Frances Schmiede ’17 and James Randon ’17 added two more achievements to an already historic season this weekend, breaking their respective 1,500-meter Yale records on the same day at the Virginia Challenge on Saturday.
Randon ran his race in a time of 3:40.15, beating the previous male record set by James Shirvell ’14, 3:41.09, and placing third overall in an 86-runner field. Likewise, Schmiede shattered the previous record of 4:20.77, set by Kate Grace ’11, with her time of 4:17.70. Schmiede finished in sixth place overall out of 79 runners.
“I knew I was in good shape because of times I had run indoors this season, but it’s difficult to know the day of if you’re going to be able to do it,” Randon said. “I was super excited when it happened.”
Even after their record-breaking times, both runners intend to use this momentum going forward into the postseason meets. While she was excited about setting the Yale record, Schmiede said that going into the race she was more focused on qualifying for the NCAA East Preliminaries next month, which she likely did with her time.
Until then, the two runners have four more weekends, including the Ivy League Heptagonal Championships in two weeks, to improve on their times.
“James and Frances had impressive days, and the good news is that it looked as if there was a good deal more in the tank for both of them,” head coach David Shoehalter said. “They are both excited and confident as we move toward the championship portion of our season.”
Other highlights of the meet, held at the University of Virginia, included a fifth-place finish by Marc-André Alexandre ’17 in the 400-meter run with a time of 47.17, as well as a sixth-place showing and a time of 14.38 by Paedyn Gomes ’18 in the 110-meter hurdles.

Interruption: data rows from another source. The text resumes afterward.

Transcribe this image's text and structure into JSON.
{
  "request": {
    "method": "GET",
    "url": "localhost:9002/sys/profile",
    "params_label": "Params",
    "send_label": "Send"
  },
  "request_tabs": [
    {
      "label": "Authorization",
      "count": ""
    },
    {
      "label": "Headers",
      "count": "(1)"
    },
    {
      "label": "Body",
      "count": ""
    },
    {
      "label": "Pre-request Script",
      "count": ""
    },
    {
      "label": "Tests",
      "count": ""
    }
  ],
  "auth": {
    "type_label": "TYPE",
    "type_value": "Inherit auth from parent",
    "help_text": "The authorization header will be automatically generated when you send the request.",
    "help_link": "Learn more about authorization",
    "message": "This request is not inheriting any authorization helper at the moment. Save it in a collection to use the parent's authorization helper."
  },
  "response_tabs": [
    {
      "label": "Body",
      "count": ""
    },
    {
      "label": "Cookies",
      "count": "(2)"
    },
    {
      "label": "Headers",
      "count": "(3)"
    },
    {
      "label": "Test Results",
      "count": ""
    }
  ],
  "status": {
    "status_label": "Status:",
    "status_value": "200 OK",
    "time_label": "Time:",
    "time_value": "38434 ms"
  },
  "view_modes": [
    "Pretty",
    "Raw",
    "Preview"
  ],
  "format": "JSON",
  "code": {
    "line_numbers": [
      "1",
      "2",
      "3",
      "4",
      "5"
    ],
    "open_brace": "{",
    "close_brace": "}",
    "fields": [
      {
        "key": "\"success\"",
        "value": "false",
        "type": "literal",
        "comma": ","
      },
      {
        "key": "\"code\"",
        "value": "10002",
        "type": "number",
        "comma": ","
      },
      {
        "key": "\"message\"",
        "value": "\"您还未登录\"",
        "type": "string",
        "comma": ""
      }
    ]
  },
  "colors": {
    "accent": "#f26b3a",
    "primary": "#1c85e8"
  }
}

Additionally, the 4×400 relay team of Alexandre, Connor Hill ’19, Alex McIntyre ’19 and Alexander McDonald ’16 ran the seventh-fastest time in Yale history at 3:11.46, which placed the squad in sixth place ahead of Ivy League foes Brown and Dartmouth, Yale’s only two conference opponents to race in that event.
On the women’s side, Shannon McDonnell ’16 excelled in the 800-meter run with a time of 2:07.09, good for fifth place. Behind Schmiede in the 1500-meter run, Emily Waligurski ’17 set a new personal best with a time of 4:22.11. Amid other personal bests for distance runners, the Eli sprinters saw less success, including a last-place finish in the 4×100 relay behind Ancient Eight teams from Cornell and Harvard.
Unlike the Bulldogs’ home meet against Harvard last weekend, this invitational was unscored. Shoehalter said the athletes enter their events with the same mindset — “to compete and get better” — whether a meet is scored or unscored. Still, Schmiede noted that the difference in meet style does change the runners’ focus from the team to the individual.
“I think there is a big difference because you can actually go out and go as hard as you can and not worry about other people in the race,” Schmiede said. “At a scored meet it sometimes can be tactical, so it can be hard with a lot of pressure on you to keep your eye on where other people are in the race. It’s nice to go to a race like Virginia, where you can just see where your training is and go as hard as you can.”
While the majority of the team was at the Virginia Challenge, four throwers competed at Princeton’s Larry Ellis Outdoor Invitational on Friday. Katherine Simon ’17 set a new personal record in hammer throw with a distance of 48.87 meters, and Evelyn Roberts ’19 was just behind her with a throw of 48.3 meters.
The men competing at Princeton were shot putter Luke Persichetti ’17 and discus thrower Marcus Downs ’19. Downs placed 12th with a throw of 44.95 meters, and Persichetti was not able to record a distance due to fouls.
Because the Bulldogs are nearing the end of their season, they are gearing up for the Ivy League Heptagonal Championships. Frances and Randon agreed that the team, which finished last in both men’s and women’s last year, has a chance to improve on that result this season.
“Overall, we are a lot stronger than we were in past years,” Randon said. “Especially, we tend to do better in outdoor season, so I think compared to past years, we are a definitely stronger and a more well-rounded team. That being said, we’ll need to fill in holes when people get injured.”
In the meantime, the Elis will compete in the Penn Relays and the Yale Springtime Invitational this weekend. The Ivy League Heptagonal Championships will be held at Princeton from May 7–8.